Task statement
Read through the data, and wherever a line holds the word "empresa", write that line out.
* * * * * * *
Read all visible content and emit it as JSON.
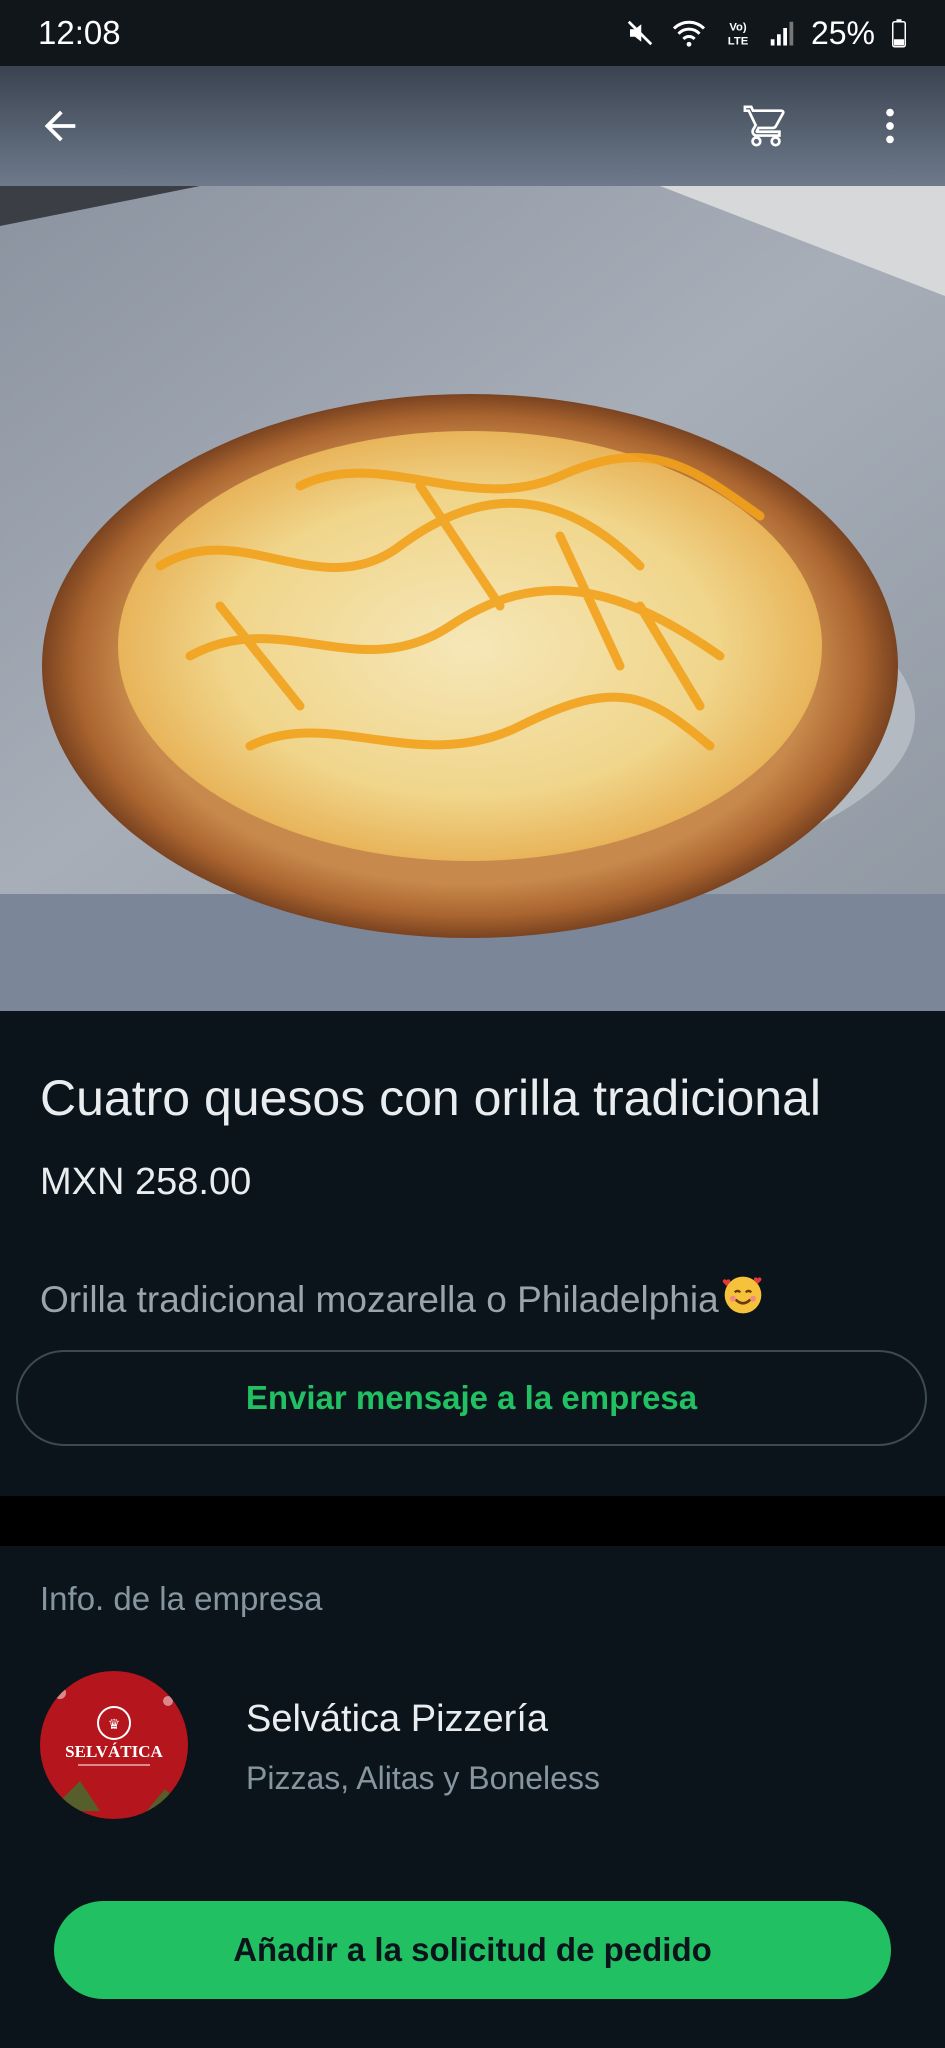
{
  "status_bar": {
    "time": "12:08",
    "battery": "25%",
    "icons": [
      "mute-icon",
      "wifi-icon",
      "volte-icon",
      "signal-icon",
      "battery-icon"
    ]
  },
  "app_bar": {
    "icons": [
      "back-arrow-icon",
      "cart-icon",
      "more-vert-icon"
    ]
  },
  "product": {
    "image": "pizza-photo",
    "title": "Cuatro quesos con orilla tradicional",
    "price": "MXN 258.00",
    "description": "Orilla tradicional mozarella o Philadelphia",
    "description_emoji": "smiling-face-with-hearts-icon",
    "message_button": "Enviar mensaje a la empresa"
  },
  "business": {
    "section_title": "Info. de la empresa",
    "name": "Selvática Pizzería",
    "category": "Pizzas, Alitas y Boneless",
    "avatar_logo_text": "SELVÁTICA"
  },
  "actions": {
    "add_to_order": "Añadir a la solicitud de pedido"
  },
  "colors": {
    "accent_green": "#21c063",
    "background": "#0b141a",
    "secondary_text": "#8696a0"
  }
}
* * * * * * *
Problem solution
    "message_button": "Enviar mensaje a la empresa"
    "section_title": "Info. de la empresa",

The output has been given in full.